Stored entries:
• • • • •

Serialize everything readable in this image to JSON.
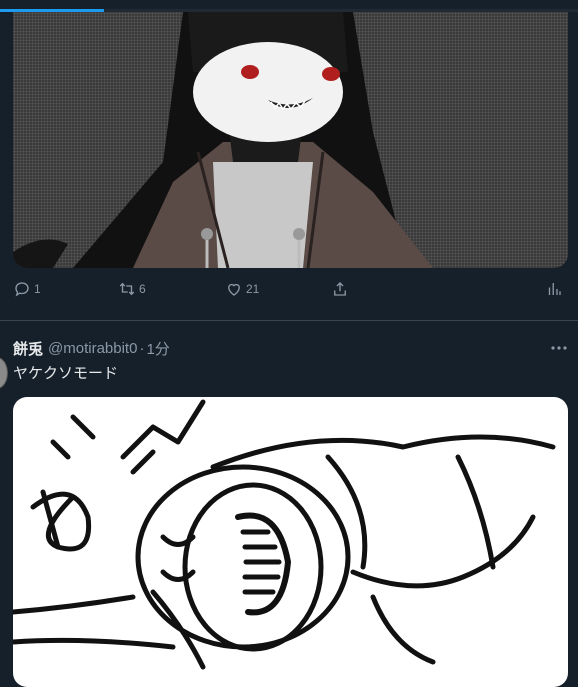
{
  "load_progress": 0.18,
  "tweet1": {
    "media_alt": "drawing of a dark-haired character with red eyes and a sharp-toothed grin wearing a hoodie",
    "reply_count": "1",
    "retweet_count": "6",
    "like_count": "21"
  },
  "tweet2": {
    "display_name": "餅兎",
    "handle": "@motirabbit0",
    "separator": "·",
    "time": "1分",
    "text": "ヤケクソモード",
    "media_alt": "black line sketch on white of a character face down with mouth wide open"
  },
  "icons": [
    "reply-icon",
    "retweet-icon",
    "like-icon",
    "share-icon",
    "analytics-icon",
    "more-icon"
  ],
  "colors": {
    "background": "#15202b",
    "accent": "#1d9bf0",
    "muted": "#8b98a5"
  }
}
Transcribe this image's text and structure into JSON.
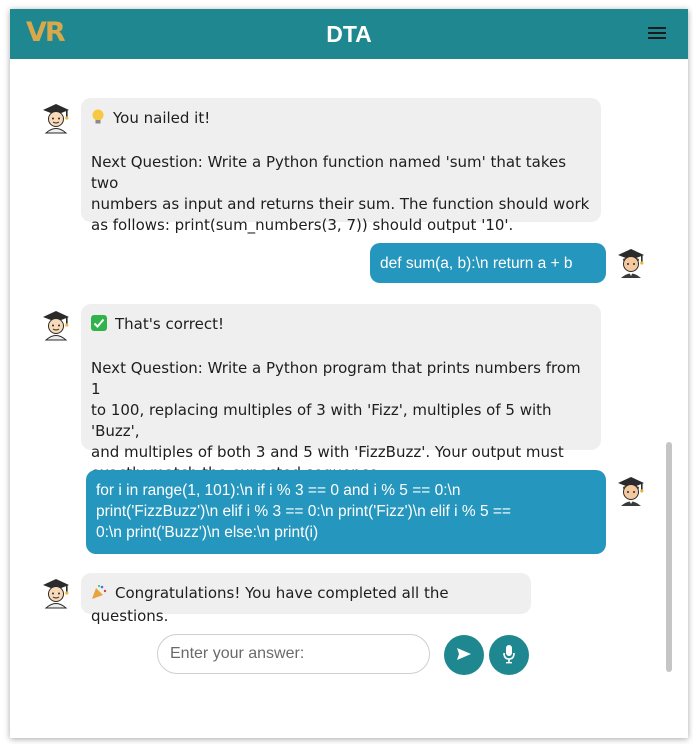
{
  "header": {
    "logo": "VR",
    "title": "DTA",
    "menu_icon": "hamburger-menu-icon"
  },
  "messages": [
    {
      "role": "bot",
      "status_icon": "lightbulb-icon",
      "status": "You nailed it!",
      "lines": [
        "Next Question: Write a Python function named 'sum' that takes two",
        "numbers as input and returns their sum. The function should work",
        "as follows: print(sum_numbers(3, 7)) should output '10'."
      ]
    },
    {
      "role": "user",
      "lines": [
        "def sum(a, b):\\n return a + b"
      ]
    },
    {
      "role": "bot",
      "status_icon": "check-mark-icon",
      "status": "That's correct!",
      "lines": [
        "Next Question: Write a Python program that prints numbers from 1",
        "to 100, replacing multiples of 3 with 'Fizz', multiples of 5 with 'Buzz',",
        "and multiples of both 3 and 5 with 'FizzBuzz'. Your output must",
        "exactly match the expected sequence."
      ]
    },
    {
      "role": "user",
      "lines": [
        "for i in range(1, 101):\\n if i % 3 == 0 and i % 5 == 0:\\n",
        "print('FizzBuzz')\\n elif i % 3 == 0:\\n print('Fizz')\\n elif i % 5 ==",
        "0:\\n print('Buzz')\\n else:\\n print(i)"
      ]
    },
    {
      "role": "bot",
      "status_icon": "party-popper-icon",
      "status": "Congratulations! You have completed all the questions."
    }
  ],
  "input": {
    "placeholder": "Enter your answer:",
    "value": ""
  },
  "buttons": {
    "send_icon": "send-icon",
    "mic_icon": "microphone-icon"
  },
  "colors": {
    "header": "#1f878f",
    "user_bubble": "#2596be",
    "bot_bubble": "#efefef",
    "logo": "#d9a84a"
  }
}
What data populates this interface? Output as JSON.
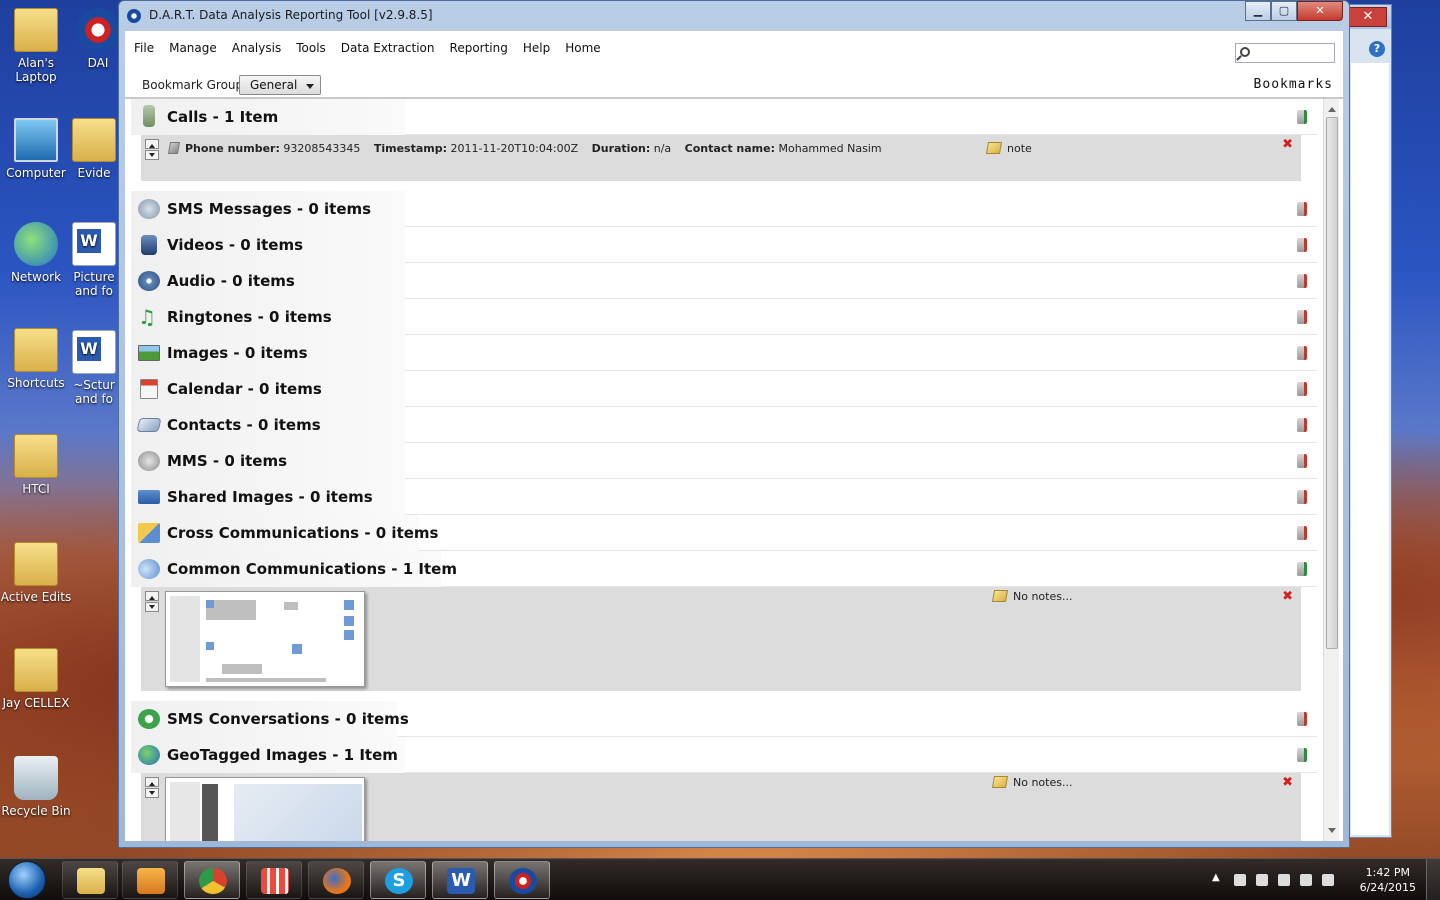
{
  "desktop": {
    "icons": [
      {
        "label": "Alan's\nLaptop"
      },
      {
        "label": "DAI"
      },
      {
        "label": "Computer"
      },
      {
        "label": "Evide"
      },
      {
        "label": "Network"
      },
      {
        "label": "Picture\nand fo"
      },
      {
        "label": "Shortcuts"
      },
      {
        "label": "~Sctur\nand fo"
      },
      {
        "label": "HTCI"
      },
      {
        "label": "Active Edits"
      },
      {
        "label": "Jay CELLEX"
      },
      {
        "label": "Recycle Bin"
      }
    ]
  },
  "window": {
    "title": "D.A.R.T. Data Analysis Reporting Tool [v2.9.8.5]",
    "menu": [
      "File",
      "Manage",
      "Analysis",
      "Tools",
      "Data Extraction",
      "Reporting",
      "Help",
      "Home"
    ],
    "search_placeholder": "",
    "bookmark_group_label": "Bookmark Group",
    "bookmark_group_value": "General",
    "panel_title": "Bookmarks"
  },
  "categories": [
    {
      "name": "Calls - 1 Item",
      "icon": "phone-icon",
      "flag": "green"
    },
    {
      "name": "SMS Messages - 0 items",
      "icon": "sms-icon",
      "flag": "red"
    },
    {
      "name": "Videos - 0 items",
      "icon": "film-icon",
      "flag": "red"
    },
    {
      "name": "Audio - 0 items",
      "icon": "audio-icon",
      "flag": "red"
    },
    {
      "name": "Ringtones - 0 items",
      "icon": "music-note-icon",
      "flag": "red"
    },
    {
      "name": "Images - 0 items",
      "icon": "image-icon",
      "flag": "red"
    },
    {
      "name": "Calendar - 0 items",
      "icon": "calendar-icon",
      "flag": "red"
    },
    {
      "name": "Contacts - 0 items",
      "icon": "contacts-icon",
      "flag": "red"
    },
    {
      "name": "MMS - 0 items",
      "icon": "mms-icon",
      "flag": "red"
    },
    {
      "name": "Shared Images - 0 items",
      "icon": "shared-images-icon",
      "flag": "red"
    },
    {
      "name": "Cross Communications - 0 items",
      "icon": "cross-communications-icon",
      "flag": "red"
    },
    {
      "name": "Common Communications - 1 Item",
      "icon": "common-communications-icon",
      "flag": "green"
    },
    {
      "name": "SMS Conversations - 0 items",
      "icon": "sms-conversations-icon",
      "flag": "red"
    },
    {
      "name": "GeoTagged Images - 1 Item",
      "icon": "globe-icon",
      "flag": "green"
    }
  ],
  "call_item": {
    "phone_label": "Phone number:",
    "phone_value": "93208543345",
    "timestamp_label": "Timestamp:",
    "timestamp_value": "2011-11-20T10:04:00Z",
    "duration_label": "Duration:",
    "duration_value": "n/a",
    "contact_label": "Contact name:",
    "contact_value": "Mohammed Nasim",
    "note": "note"
  },
  "common_item": {
    "note": "No notes..."
  },
  "geo_item": {
    "note": "No notes..."
  },
  "taskbar": {
    "time": "1:42 PM",
    "date": "6/24/2015",
    "apps": [
      "windows-explorer",
      "media-player",
      "chrome",
      "app-grid",
      "firefox",
      "skype",
      "word",
      "dart"
    ]
  },
  "colors": {
    "flag_red": "#c0392b",
    "flag_green": "#2e8b3a",
    "close_red": "#d21e1e",
    "detail_bg": "#dcdcdc"
  }
}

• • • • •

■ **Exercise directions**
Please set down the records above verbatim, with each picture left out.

■ **Exercise output**
Serialize everything readable in this image to JSON.
{
  "load_progress": 0.18,
  "tweet1": {
    "media_alt": "drawing of a dark-haired character with red eyes and a sharp-toothed grin wearing a hoodie",
    "reply_count": "1",
    "retweet_count": "6",
    "like_count": "21"
  },
  "tweet2": {
    "display_name": "餅兎",
    "handle": "@motirabbit0",
    "separator": "·",
    "time": "1分",
    "text": "ヤケクソモード",
    "media_alt": "black line sketch on white of a character face down with mouth wide open"
  },
  "icons": [
    "reply-icon",
    "retweet-icon",
    "like-icon",
    "share-icon",
    "analytics-icon",
    "more-icon"
  ],
  "colors": {
    "background": "#15202b",
    "accent": "#1d9bf0",
    "muted": "#8b98a5"
  }
}
Transcribe this image's text and structure into JSON.
{
  "header": {
    "logo": "VR",
    "title": "DTA",
    "menu_icon": "hamburger-menu-icon"
  },
  "messages": [
    {
      "role": "bot",
      "status_icon": "lightbulb-icon",
      "status": "You nailed it!",
      "lines": [
        "Next Question: Write a Python function named 'sum' that takes two",
        "numbers as input and returns their sum. The function should work",
        "as follows: print(sum_numbers(3, 7)) should output '10'."
      ]
    },
    {
      "role": "user",
      "lines": [
        "def sum(a, b):\\n return a + b"
      ]
    },
    {
      "role": "bot",
      "status_icon": "check-mark-icon",
      "status": "That's correct!",
      "lines": [
        "Next Question: Write a Python program that prints numbers from 1",
        "to 100, replacing multiples of 3 with 'Fizz', multiples of 5 with 'Buzz',",
        "and multiples of both 3 and 5 with 'FizzBuzz'. Your output must",
        "exactly match the expected sequence."
      ]
    },
    {
      "role": "user",
      "lines": [
        "for i in range(1, 101):\\n if i % 3 == 0 and i % 5 == 0:\\n",
        "print('FizzBuzz')\\n elif i % 3 == 0:\\n print('Fizz')\\n elif i % 5 ==",
        "0:\\n print('Buzz')\\n else:\\n print(i)"
      ]
    },
    {
      "role": "bot",
      "status_icon": "party-popper-icon",
      "status": "Congratulations! You have completed all the questions."
    }
  ],
  "input": {
    "placeholder": "Enter your answer:",
    "value": ""
  },
  "buttons": {
    "send_icon": "send-icon",
    "mic_icon": "microphone-icon"
  },
  "colors": {
    "header": "#1f878f",
    "user_bubble": "#2596be",
    "bot_bubble": "#efefef",
    "logo": "#d9a84a"
  }
}
What data populates this interface? Output as JSON.
{
  "desktop": {
    "icons": [
      {
        "label": "Alan's\nLaptop"
      },
      {
        "label": "DAI"
      },
      {
        "label": "Computer"
      },
      {
        "label": "Evide"
      },
      {
        "label": "Network"
      },
      {
        "label": "Picture\nand fo"
      },
      {
        "label": "Shortcuts"
      },
      {
        "label": "~Sctur\nand fo"
      },
      {
        "label": "HTCI"
      },
      {
        "label": "Active Edits"
      },
      {
        "label": "Jay CELLEX"
      },
      {
        "label": "Recycle Bin"
      }
    ]
  },
  "window": {
    "title": "D.A.R.T. Data Analysis Reporting Tool [v2.9.8.5]",
    "menu": [
      "File",
      "Manage",
      "Analysis",
      "Tools",
      "Data Extraction",
      "Reporting",
      "Help",
      "Home"
    ],
    "search_placeholder": "",
    "bookmark_group_label": "Bookmark Group",
    "bookmark_group_value": "General",
    "panel_title": "Bookmarks"
  },
  "categories": [
    {
      "name": "Calls - 1 Item",
      "icon": "phone-icon",
      "flag": "green"
    },
    {
      "name": "SMS Messages - 0 items",
      "icon": "sms-icon",
      "flag": "red"
    },
    {
      "name": "Videos - 0 items",
      "icon": "film-icon",
      "flag": "red"
    },
    {
      "name": "Audio - 0 items",
      "icon": "audio-icon",
      "flag": "red"
    },
    {
      "name": "Ringtones - 0 items",
      "icon": "music-note-icon",
      "flag": "red"
    },
    {
      "name": "Images - 0 items",
      "icon": "image-icon",
      "flag": "red"
    },
    {
      "name": "Calendar - 0 items",
      "icon": "calendar-icon",
      "flag": "red"
    },
    {
      "name": "Contacts - 0 items",
      "icon": "contacts-icon",
      "flag": "red"
    },
    {
      "name": "MMS - 0 items",
      "icon": "mms-icon",
      "flag": "red"
    },
    {
      "name": "Shared Images - 0 items",
      "icon": "shared-images-icon",
      "flag": "red"
    },
    {
      "name": "Cross Communications - 0 items",
      "icon": "cross-communications-icon",
      "flag": "red"
    },
    {
      "name": "Common Communications - 1 Item",
      "icon": "common-communications-icon",
      "flag": "green"
    },
    {
      "name": "SMS Conversations - 0 items",
      "icon": "sms-conversations-icon",
      "flag": "red"
    },
    {
      "name": "GeoTagged Images - 1 Item",
      "icon": "globe-icon",
      "flag": "green"
    }
  ],
  "call_item": {
    "phone_label": "Phone number:",
    "phone_value": "93208543345",
    "timestamp_label": "Timestamp:",
    "timestamp_value": "2011-11-20T10:04:00Z",
    "duration_label": "Duration:",
    "duration_value": "n/a",
    "contact_label": "Contact name:",
    "contact_value": "Mohammed Nasim",
    "note": "note"
  },
  "common_item": {
    "note": "No notes..."
  },
  "geo_item": {
    "note": "No notes..."
  },
  "taskbar": {
    "time": "1:42 PM",
    "date": "6/24/2015",
    "apps": [
      "windows-explorer",
      "media-player",
      "chrome",
      "app-grid",
      "firefox",
      "skype",
      "word",
      "dart"
    ]
  },
  "colors": {
    "flag_red": "#c0392b",
    "flag_green": "#2e8b3a",
    "close_red": "#d21e1e",
    "detail_bg": "#dcdcdc"
  }
}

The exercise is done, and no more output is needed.